[Start of section]

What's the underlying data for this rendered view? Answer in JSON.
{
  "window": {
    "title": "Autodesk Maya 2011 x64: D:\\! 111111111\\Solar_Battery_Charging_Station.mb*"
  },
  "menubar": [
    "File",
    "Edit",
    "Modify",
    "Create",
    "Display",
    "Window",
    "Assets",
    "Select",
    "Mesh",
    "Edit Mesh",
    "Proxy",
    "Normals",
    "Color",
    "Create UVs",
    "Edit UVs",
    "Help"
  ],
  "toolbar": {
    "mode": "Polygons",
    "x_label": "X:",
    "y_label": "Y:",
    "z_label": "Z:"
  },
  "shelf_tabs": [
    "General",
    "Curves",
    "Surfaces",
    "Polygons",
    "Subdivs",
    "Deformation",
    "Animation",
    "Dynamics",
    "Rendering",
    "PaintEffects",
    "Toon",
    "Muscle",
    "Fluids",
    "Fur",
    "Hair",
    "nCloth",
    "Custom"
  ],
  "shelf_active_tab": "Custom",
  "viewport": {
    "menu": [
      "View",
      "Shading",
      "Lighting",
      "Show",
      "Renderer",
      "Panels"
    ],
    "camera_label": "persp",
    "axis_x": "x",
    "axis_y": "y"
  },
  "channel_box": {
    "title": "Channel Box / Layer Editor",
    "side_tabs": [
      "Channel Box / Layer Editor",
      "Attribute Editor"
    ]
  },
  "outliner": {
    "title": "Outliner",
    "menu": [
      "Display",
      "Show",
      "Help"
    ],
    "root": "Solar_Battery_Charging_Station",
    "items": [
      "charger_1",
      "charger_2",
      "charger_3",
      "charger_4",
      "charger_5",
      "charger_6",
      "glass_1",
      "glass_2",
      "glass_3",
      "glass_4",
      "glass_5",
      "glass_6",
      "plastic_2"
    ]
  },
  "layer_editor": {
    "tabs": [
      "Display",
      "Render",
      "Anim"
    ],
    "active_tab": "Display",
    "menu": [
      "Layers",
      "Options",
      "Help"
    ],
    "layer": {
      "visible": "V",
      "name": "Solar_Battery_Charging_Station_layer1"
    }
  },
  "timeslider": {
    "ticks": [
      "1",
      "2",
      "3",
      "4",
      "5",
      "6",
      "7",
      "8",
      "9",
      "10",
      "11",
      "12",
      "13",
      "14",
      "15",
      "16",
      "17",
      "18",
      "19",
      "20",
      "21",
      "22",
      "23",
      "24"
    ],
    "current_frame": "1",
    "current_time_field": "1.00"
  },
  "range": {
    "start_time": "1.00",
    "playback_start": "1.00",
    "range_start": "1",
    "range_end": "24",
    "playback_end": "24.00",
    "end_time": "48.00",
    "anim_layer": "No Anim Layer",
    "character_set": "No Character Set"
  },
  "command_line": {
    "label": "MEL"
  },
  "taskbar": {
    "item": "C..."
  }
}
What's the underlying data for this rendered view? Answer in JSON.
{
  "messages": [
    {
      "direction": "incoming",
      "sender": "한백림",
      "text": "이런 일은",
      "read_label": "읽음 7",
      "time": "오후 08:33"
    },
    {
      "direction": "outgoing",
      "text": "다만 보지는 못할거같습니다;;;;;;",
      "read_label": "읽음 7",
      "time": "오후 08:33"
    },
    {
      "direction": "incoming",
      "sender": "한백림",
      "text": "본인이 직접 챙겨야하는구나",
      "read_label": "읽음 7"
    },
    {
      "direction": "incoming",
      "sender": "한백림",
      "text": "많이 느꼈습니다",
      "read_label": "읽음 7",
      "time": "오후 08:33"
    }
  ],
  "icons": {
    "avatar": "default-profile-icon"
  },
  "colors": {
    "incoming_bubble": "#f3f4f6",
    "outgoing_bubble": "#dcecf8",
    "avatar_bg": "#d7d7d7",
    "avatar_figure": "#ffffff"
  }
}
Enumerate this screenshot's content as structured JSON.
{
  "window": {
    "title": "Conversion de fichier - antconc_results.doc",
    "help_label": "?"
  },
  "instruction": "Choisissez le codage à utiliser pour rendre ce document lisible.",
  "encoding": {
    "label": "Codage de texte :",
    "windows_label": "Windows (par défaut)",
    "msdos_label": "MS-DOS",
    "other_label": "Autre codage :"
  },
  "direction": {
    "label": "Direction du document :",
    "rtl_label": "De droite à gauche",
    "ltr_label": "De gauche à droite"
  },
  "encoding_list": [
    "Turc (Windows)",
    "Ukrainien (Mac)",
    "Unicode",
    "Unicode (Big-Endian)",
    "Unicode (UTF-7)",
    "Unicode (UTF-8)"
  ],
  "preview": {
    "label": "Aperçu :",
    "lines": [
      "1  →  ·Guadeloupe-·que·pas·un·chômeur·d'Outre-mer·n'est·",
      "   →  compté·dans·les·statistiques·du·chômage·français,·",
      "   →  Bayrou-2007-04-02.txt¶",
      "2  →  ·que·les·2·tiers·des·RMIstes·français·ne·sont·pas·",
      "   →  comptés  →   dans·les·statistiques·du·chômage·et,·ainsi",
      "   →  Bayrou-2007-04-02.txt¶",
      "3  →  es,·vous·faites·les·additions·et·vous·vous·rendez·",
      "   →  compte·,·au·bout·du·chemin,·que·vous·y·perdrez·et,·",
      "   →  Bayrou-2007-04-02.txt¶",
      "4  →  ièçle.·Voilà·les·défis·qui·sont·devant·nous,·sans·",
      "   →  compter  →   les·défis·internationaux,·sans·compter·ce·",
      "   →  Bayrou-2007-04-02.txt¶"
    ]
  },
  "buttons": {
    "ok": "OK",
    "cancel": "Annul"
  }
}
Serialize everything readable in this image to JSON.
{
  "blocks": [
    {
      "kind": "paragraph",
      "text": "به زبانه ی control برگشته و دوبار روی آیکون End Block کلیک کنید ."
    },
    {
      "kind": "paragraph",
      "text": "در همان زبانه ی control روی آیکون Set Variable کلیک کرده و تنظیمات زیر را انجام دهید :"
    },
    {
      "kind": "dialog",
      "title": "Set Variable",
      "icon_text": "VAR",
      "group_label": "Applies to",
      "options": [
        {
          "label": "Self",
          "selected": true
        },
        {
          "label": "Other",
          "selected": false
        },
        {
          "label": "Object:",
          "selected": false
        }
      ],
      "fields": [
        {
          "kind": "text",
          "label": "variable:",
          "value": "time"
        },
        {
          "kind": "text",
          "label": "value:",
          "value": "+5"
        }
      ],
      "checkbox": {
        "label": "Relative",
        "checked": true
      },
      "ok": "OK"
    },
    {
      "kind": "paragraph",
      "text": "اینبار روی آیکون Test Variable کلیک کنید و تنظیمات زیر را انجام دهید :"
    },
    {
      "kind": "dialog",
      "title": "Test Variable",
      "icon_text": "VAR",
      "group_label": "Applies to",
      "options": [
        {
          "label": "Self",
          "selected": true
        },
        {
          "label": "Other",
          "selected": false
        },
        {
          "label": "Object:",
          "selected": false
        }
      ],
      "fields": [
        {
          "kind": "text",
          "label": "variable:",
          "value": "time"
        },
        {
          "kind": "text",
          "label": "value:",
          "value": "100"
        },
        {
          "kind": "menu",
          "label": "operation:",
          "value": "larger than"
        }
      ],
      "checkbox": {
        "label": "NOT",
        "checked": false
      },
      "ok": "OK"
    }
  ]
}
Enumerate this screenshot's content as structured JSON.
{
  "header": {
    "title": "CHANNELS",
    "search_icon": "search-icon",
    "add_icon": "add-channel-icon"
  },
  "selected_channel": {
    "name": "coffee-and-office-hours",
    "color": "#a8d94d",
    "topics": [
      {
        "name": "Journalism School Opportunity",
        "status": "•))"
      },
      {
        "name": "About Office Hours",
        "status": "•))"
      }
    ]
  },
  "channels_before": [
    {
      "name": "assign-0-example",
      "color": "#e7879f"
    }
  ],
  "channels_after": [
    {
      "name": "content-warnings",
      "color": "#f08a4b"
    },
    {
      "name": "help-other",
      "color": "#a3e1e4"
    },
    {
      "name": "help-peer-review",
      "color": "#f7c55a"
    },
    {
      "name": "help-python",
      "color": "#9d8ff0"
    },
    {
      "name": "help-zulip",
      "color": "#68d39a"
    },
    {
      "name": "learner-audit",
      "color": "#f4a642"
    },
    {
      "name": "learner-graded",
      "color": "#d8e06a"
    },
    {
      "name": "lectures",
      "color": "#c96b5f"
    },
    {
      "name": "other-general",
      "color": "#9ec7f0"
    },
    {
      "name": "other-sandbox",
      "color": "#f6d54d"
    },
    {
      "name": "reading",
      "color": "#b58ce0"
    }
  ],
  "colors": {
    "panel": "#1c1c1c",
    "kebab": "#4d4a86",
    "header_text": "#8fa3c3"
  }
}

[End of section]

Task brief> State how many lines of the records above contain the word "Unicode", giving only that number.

Exercise answer> 4